Activity: Report the number of lines in the entries below that include the word "explanation", and nothing else.

** Provided records follows **

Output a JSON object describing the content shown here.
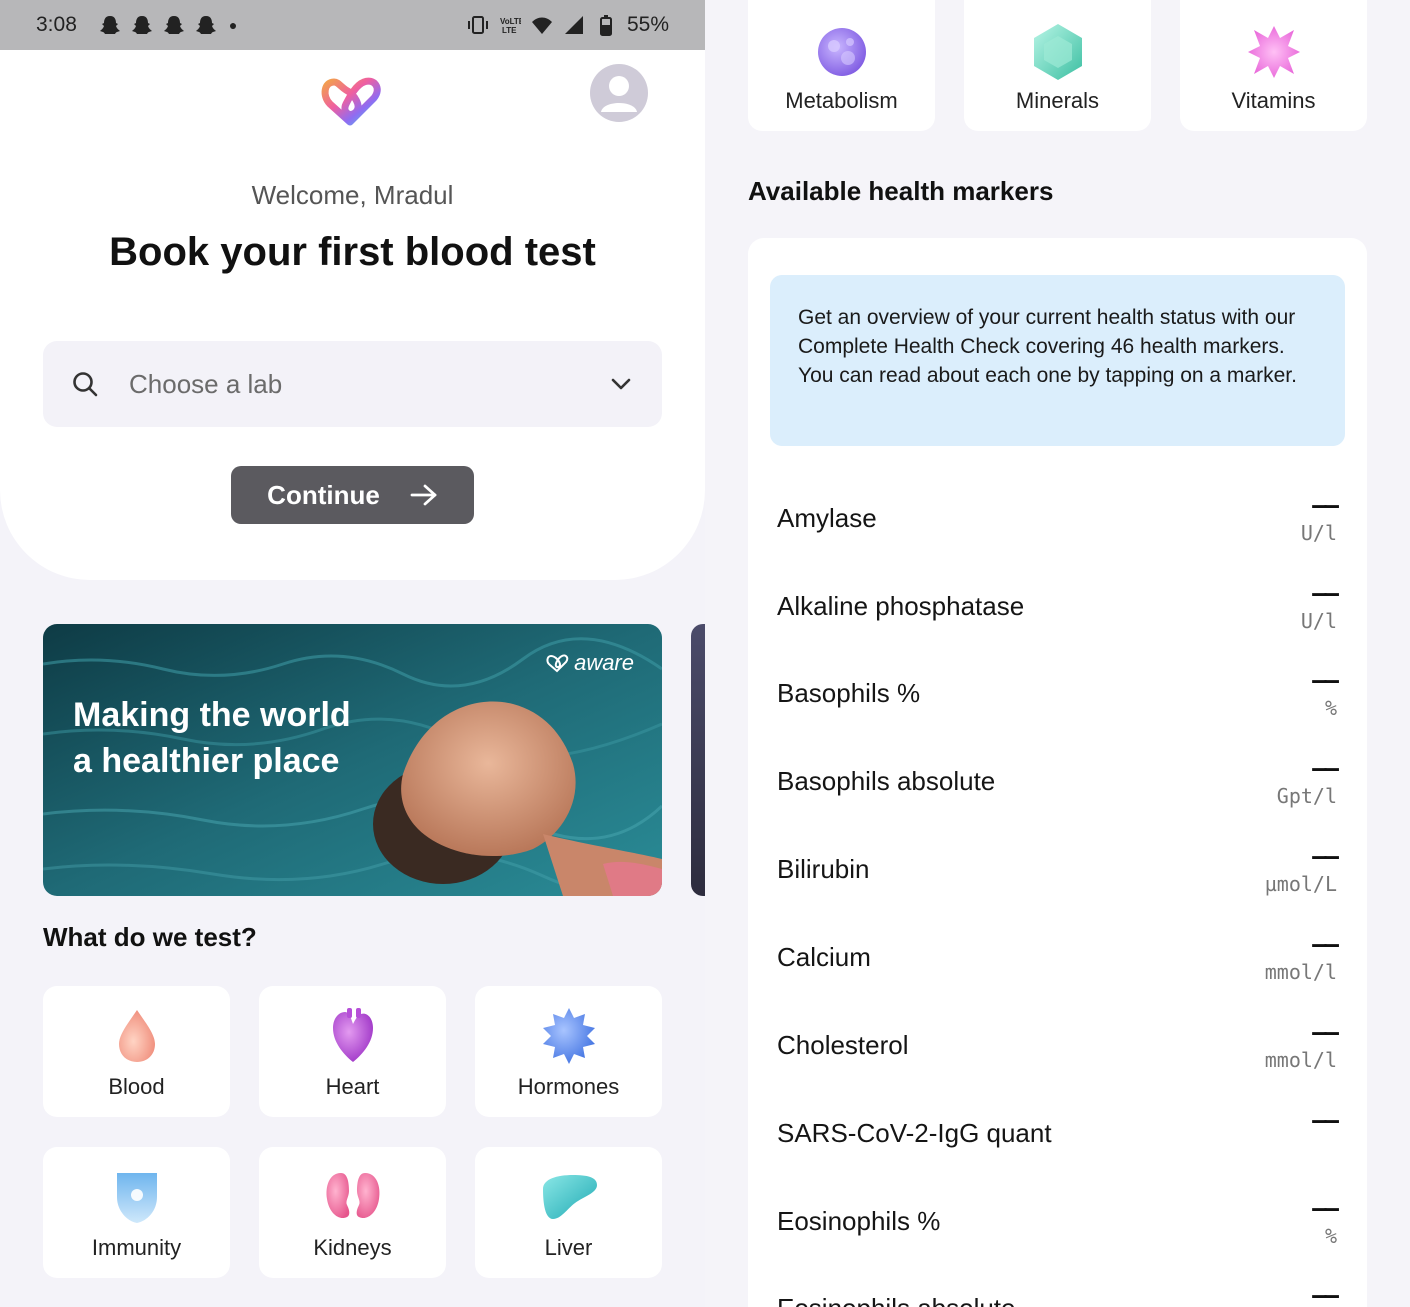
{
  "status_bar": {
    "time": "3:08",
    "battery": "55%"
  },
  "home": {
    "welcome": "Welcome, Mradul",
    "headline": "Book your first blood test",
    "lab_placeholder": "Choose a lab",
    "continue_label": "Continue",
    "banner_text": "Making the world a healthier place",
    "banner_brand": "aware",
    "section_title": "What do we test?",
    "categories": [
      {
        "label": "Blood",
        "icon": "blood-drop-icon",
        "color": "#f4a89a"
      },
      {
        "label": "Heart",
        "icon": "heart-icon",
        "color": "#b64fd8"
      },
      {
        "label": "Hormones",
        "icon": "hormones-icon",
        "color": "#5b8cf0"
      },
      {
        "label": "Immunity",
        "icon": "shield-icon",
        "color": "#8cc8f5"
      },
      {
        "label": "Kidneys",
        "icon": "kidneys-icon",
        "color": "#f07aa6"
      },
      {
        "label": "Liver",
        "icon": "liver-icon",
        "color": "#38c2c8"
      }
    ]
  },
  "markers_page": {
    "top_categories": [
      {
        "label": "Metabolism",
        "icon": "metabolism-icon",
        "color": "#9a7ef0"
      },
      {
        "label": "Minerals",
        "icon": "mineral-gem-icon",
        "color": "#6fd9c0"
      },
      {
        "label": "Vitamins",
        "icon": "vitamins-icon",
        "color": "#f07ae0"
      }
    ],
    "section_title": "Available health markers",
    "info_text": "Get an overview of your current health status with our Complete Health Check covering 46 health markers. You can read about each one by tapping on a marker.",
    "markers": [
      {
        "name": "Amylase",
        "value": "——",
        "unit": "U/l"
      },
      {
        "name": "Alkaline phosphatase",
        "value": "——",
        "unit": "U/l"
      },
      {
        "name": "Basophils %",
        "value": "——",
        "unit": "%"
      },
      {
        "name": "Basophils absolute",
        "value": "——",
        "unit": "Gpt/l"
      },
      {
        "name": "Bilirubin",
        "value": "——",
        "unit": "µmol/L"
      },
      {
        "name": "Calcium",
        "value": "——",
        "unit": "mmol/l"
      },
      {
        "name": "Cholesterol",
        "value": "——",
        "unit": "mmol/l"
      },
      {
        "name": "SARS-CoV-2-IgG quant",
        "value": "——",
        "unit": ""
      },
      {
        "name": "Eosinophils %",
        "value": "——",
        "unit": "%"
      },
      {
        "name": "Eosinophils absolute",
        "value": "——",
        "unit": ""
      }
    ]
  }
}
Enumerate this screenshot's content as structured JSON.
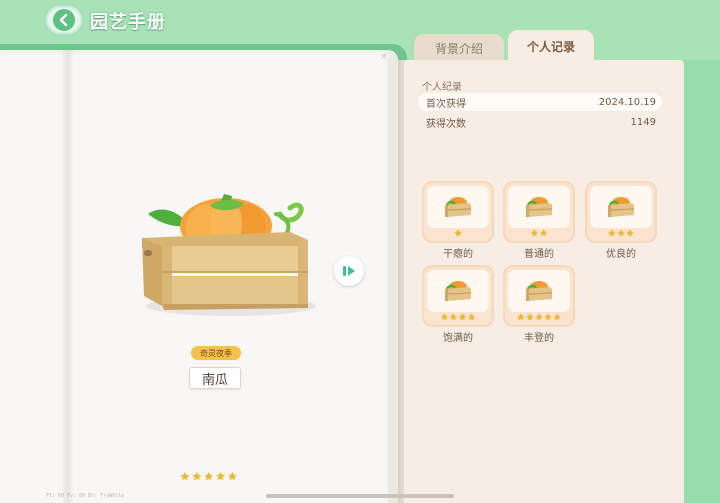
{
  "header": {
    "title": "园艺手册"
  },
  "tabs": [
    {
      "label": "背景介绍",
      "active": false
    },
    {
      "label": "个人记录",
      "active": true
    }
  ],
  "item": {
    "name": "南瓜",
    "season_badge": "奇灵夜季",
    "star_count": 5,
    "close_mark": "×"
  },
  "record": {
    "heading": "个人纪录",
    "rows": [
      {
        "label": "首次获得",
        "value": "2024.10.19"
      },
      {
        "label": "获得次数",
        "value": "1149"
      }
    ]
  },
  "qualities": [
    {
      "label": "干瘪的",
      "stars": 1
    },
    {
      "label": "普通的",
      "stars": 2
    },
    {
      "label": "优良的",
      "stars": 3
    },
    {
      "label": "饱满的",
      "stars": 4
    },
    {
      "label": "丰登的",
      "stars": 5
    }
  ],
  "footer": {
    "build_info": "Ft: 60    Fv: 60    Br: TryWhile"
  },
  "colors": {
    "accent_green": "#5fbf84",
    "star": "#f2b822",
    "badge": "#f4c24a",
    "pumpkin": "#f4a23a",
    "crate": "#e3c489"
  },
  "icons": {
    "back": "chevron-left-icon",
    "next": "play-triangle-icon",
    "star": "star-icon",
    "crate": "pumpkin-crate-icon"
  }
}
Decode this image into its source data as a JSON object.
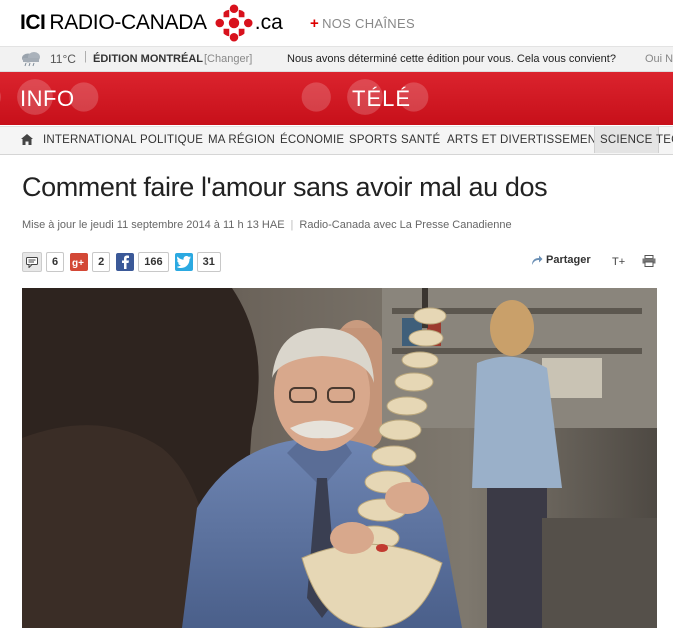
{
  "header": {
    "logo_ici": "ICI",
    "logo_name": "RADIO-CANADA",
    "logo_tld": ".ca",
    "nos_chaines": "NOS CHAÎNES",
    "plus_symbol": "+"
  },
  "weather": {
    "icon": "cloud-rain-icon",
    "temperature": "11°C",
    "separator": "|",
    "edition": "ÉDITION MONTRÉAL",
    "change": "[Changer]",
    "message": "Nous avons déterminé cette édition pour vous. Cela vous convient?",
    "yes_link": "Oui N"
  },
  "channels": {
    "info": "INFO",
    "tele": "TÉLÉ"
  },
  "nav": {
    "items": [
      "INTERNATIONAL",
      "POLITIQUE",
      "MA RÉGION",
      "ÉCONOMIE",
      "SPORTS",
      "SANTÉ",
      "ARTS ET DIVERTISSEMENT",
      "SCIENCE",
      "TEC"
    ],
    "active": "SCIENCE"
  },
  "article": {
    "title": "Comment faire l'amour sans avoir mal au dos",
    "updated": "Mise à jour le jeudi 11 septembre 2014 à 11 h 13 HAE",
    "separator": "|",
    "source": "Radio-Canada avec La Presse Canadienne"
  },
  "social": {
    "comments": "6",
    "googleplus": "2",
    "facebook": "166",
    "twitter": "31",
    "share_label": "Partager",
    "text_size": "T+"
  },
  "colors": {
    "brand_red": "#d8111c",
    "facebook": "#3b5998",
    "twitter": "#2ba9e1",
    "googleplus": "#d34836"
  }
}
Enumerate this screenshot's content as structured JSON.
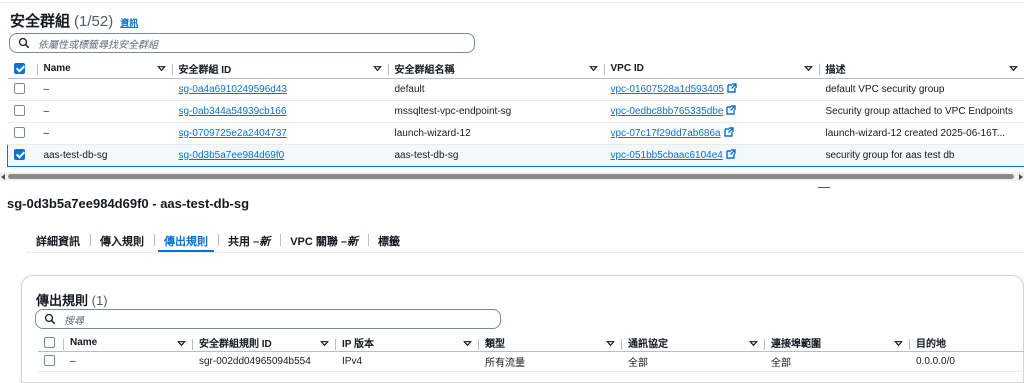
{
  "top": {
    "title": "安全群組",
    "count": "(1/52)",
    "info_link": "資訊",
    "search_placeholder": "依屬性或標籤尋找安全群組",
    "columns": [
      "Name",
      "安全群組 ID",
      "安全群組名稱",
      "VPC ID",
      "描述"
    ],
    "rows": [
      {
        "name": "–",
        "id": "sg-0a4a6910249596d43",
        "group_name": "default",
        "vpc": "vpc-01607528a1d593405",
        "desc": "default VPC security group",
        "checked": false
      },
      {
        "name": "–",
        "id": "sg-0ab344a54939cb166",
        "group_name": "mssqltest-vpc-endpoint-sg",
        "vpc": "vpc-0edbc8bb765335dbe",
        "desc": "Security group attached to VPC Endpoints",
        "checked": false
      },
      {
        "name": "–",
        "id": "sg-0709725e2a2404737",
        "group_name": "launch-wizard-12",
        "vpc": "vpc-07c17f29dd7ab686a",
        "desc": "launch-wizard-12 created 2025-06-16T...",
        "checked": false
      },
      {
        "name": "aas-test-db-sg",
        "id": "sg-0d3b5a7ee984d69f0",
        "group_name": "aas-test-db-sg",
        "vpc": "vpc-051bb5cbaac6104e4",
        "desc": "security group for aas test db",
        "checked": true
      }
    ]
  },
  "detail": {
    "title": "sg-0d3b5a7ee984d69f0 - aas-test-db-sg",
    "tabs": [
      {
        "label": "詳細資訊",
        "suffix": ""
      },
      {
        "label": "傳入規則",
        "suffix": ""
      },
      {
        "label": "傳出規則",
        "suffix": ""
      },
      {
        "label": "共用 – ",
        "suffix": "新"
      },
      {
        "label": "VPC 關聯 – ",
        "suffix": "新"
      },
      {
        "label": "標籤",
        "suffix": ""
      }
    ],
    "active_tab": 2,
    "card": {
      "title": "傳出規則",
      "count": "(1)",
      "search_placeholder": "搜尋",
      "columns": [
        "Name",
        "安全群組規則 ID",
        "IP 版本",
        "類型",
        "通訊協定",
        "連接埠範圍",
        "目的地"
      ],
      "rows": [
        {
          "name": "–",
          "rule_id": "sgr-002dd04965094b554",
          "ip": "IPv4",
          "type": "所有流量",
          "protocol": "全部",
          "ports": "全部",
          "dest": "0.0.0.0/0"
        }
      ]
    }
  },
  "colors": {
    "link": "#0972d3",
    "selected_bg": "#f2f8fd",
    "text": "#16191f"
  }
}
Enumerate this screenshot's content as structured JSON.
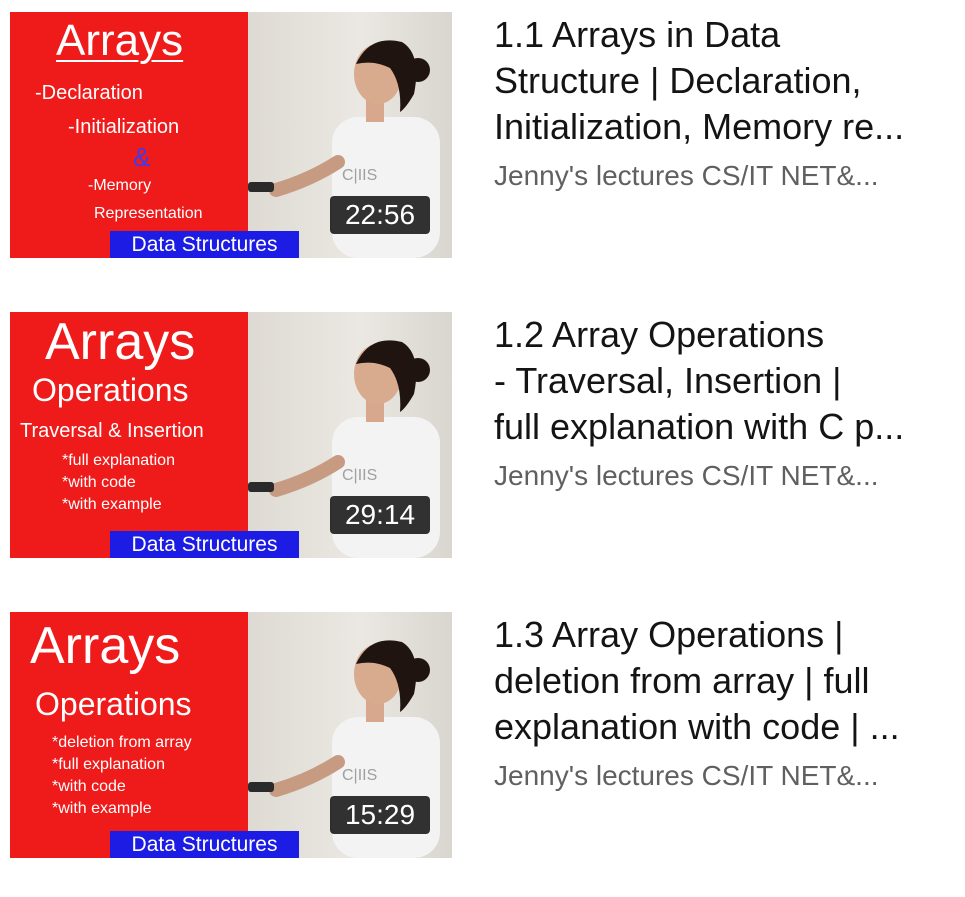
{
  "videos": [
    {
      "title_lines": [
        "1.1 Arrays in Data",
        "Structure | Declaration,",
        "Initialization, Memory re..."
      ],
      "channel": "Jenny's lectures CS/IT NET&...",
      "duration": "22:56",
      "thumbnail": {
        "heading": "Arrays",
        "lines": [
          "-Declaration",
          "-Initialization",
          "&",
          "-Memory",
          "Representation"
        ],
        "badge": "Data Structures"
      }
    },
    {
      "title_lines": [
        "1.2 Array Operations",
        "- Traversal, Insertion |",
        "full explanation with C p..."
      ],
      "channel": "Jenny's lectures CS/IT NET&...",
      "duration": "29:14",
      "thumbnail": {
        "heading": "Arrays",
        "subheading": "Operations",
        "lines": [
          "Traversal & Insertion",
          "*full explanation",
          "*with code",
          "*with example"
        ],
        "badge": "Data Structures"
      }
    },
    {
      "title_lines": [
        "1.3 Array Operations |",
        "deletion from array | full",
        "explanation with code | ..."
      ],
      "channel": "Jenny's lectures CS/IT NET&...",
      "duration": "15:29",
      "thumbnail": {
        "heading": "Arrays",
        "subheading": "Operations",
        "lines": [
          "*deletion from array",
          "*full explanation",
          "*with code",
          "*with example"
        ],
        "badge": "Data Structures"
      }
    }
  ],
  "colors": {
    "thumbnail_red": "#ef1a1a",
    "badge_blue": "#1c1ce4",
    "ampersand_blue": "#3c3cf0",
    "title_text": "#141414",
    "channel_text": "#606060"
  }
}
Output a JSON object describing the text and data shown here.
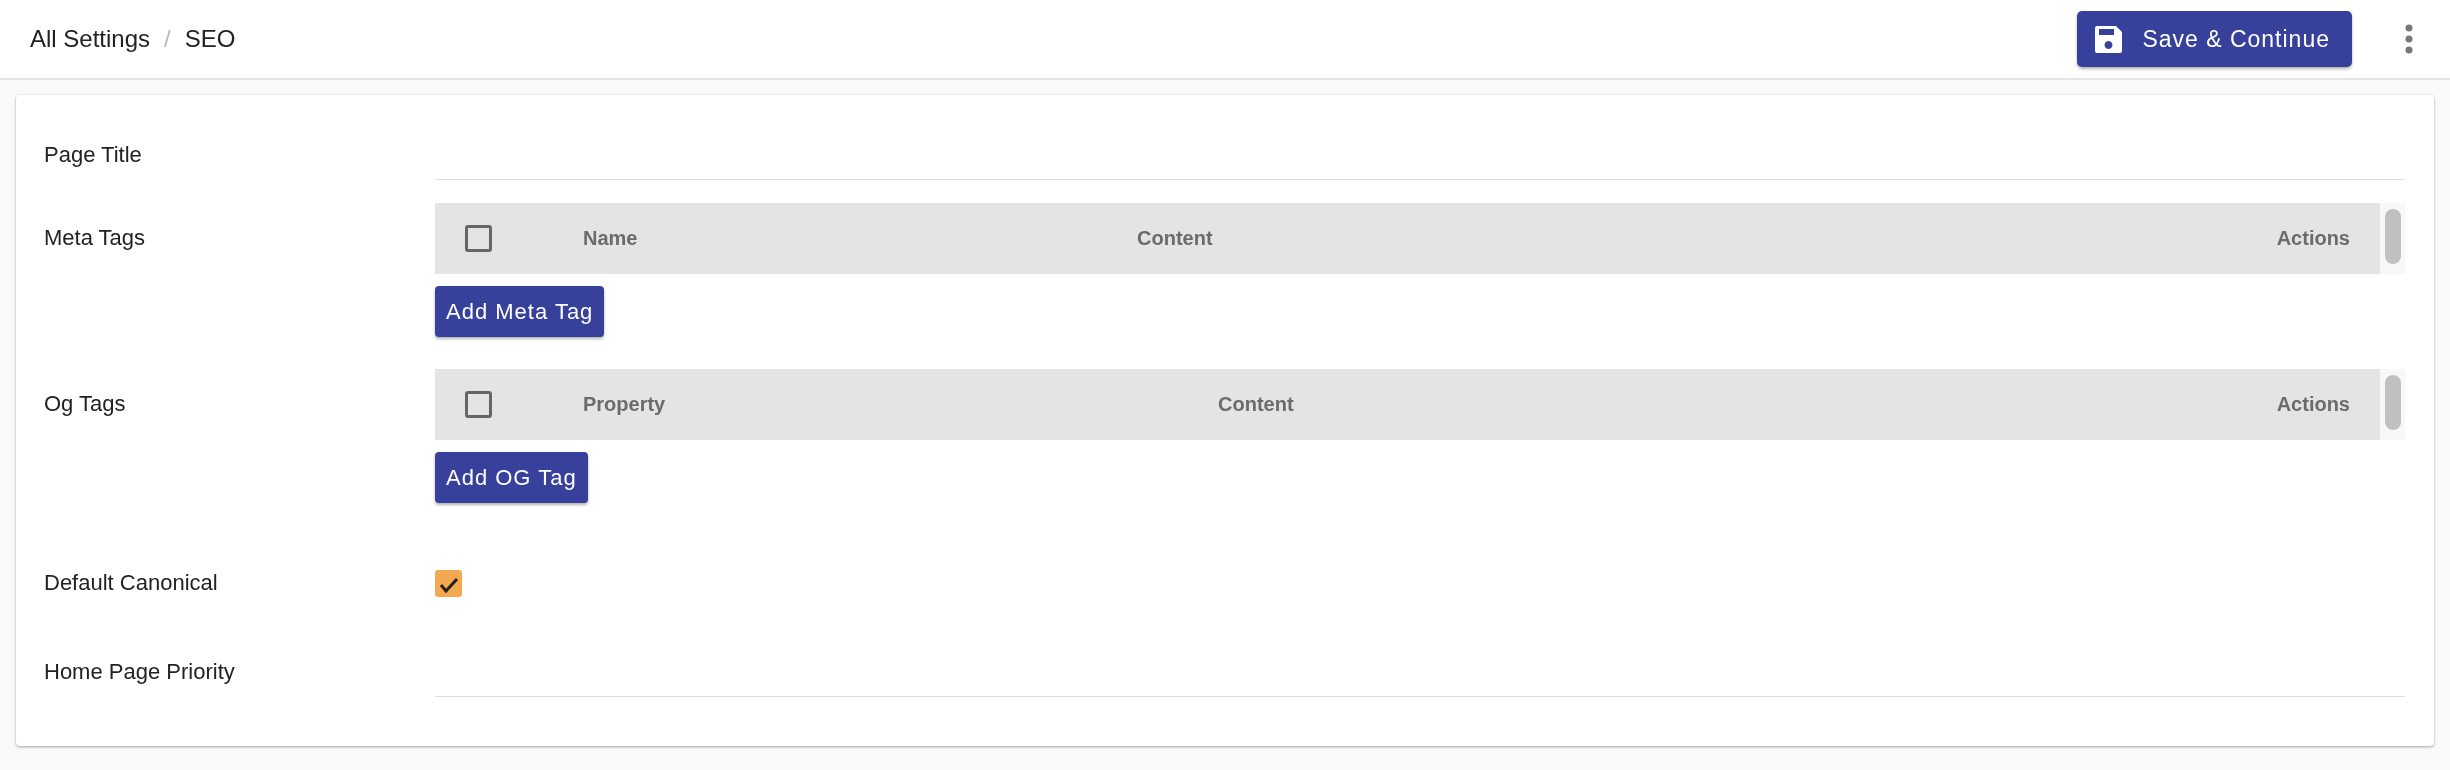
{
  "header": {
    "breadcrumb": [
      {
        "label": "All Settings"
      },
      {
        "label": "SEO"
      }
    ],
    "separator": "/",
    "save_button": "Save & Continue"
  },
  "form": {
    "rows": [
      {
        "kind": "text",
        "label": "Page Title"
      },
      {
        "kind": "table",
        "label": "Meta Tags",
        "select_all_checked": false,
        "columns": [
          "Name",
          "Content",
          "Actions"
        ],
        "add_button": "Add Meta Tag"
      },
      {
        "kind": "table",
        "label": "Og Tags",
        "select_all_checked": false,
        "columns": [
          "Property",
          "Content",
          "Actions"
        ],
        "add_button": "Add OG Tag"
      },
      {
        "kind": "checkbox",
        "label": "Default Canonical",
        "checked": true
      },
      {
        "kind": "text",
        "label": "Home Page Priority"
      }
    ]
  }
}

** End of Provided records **

Answer box: 4